* [RECORDS SHOWN]
________

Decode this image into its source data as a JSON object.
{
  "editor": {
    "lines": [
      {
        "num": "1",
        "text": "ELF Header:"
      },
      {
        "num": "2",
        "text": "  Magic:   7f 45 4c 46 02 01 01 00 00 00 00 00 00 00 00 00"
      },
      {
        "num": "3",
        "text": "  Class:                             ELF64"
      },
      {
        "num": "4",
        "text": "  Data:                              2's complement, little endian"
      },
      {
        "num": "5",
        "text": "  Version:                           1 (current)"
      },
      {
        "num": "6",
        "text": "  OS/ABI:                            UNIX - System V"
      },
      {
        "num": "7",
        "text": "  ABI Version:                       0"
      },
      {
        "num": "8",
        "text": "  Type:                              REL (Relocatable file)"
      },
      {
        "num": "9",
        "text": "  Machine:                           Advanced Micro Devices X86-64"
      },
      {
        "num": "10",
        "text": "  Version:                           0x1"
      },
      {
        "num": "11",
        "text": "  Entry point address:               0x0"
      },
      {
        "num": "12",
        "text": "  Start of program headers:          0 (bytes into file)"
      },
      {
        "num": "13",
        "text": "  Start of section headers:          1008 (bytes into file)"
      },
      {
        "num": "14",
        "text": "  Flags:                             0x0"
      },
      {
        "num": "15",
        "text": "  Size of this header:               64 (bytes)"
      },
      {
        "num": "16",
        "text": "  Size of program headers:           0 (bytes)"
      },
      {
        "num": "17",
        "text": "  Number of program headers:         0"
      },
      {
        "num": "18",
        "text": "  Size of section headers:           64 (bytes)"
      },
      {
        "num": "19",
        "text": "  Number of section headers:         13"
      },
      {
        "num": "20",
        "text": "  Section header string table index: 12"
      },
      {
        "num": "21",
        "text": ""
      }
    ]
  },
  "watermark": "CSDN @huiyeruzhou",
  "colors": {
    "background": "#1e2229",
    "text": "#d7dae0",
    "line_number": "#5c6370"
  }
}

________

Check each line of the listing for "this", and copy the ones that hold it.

Decode this image into its source data as a JSON object.
        "text": "  Size of this header:               64 (bytes)"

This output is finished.